And since science and politics either give us a grim view, or a drasticaly conflicted one, we turn to magic and the paranormal to satisy our fears. Like early man who looked at the moon and fabricated legends to explain the great glowing sphere, now we, looking to our future, are fabricating our own legends. Although our form is dark and apocolyptic.

We’re fantasizing, as a world culture, about the end of the world, but in magical terms-- zombie apocolypses, vampire apocolypses, mysterious diseases which reduce 99% of us to a beastial animal state. Horrible, mass -scale fantasies of self mutilation and death. If we were a teenager, we’d be a cutter, quietly hurting ourselves to feel something.

But back to the point of needing a new boogeyman. A new physical embodiment of our fear. I think that more than needing the next slasher icon, what we truly need is the next big horror actor.

Continuing my comparison of the 30’s to the 80’s and the 90’s & 00’s to the 50’s, I think what we really need is the emergence of a Hammer Horror kind of phenomenon. A reinvention of horror with incredibly talented actors, writers and directors. And even with a shoe string budget, they will be able to terrify us again.

I look at actors like Peter Cushing and Christopher Lee and I’m in absolute AWE of their talent and commitment to the genre.

We don’t need a new boogeyman. We need new actors to play them. We don’t have guys like that right now. What we have are mostly actors from mainstream who slum it in our neighborhood, or worse yet, deign to grace our presense and camp it up for a while before getting back to legitimate film.

But what we really need is not a new boogeyman at all, but an incredibly talented actor to play him.

We’re looking for the new face of horror, and sadly we haven’t found him (or her) yet. But when we do, we’ll know them, because they’ll embody everything we fear and hope, all at once.

Peter Cushing once said, “If I played Hamlet, they’d call it a horror film.”

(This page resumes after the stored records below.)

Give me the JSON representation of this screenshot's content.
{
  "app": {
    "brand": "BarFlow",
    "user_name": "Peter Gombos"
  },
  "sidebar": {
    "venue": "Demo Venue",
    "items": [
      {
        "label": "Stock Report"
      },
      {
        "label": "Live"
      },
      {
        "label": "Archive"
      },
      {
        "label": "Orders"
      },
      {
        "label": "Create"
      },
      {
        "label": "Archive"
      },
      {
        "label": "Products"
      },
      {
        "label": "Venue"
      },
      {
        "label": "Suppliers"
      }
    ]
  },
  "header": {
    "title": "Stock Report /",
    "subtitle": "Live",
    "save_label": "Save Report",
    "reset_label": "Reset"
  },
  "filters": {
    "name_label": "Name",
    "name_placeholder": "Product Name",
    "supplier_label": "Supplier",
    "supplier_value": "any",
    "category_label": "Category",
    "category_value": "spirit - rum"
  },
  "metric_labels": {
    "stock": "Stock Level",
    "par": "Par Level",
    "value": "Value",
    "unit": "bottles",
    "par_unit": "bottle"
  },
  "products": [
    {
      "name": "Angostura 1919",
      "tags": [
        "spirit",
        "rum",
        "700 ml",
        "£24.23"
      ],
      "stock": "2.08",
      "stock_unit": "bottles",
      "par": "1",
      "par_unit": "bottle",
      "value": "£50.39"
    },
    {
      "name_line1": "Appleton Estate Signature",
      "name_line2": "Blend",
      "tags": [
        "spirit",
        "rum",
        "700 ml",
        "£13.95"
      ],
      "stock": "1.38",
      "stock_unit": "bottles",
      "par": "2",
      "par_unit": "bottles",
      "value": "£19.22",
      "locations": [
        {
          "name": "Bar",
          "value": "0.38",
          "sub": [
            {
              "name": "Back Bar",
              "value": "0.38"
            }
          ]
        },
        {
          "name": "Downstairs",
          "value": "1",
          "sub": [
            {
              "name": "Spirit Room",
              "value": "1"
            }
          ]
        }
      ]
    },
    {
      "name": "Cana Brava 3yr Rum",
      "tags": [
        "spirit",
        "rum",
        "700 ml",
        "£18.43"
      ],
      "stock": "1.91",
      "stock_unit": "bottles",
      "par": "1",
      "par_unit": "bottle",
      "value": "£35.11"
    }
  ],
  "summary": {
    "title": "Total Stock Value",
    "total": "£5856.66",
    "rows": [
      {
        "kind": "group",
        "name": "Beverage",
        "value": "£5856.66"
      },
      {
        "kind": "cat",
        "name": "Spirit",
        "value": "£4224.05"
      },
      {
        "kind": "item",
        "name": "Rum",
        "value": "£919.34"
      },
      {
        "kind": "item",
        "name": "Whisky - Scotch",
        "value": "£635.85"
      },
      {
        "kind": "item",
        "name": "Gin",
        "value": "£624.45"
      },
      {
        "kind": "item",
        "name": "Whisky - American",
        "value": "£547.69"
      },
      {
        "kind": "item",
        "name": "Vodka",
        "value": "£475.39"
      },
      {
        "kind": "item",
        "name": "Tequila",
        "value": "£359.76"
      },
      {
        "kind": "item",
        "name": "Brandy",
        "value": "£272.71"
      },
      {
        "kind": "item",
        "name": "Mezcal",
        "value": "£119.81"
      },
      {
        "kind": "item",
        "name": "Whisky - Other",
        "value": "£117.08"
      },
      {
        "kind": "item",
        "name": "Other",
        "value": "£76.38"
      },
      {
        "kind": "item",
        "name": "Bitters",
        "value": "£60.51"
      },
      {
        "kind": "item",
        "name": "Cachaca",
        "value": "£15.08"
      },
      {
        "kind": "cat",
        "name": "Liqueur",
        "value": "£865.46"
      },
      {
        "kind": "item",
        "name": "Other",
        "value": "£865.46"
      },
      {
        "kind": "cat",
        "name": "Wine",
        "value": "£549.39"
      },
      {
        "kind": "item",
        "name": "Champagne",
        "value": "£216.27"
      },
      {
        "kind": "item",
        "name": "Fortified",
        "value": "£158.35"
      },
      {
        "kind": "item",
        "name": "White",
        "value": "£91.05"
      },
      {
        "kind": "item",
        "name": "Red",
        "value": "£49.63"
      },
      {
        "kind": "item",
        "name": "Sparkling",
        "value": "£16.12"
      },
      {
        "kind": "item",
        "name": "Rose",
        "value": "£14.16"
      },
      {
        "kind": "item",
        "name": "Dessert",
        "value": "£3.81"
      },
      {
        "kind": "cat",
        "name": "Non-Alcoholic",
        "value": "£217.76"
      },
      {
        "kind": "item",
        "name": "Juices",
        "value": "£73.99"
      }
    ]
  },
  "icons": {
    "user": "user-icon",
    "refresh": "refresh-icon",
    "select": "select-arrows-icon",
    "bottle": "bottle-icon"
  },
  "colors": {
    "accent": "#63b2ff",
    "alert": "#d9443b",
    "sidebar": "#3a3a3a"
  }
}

He was that intertwined with his beloved genre that he’d become inextricable.

That’s what we need. We need that guy.

Gaudium Per Atrox.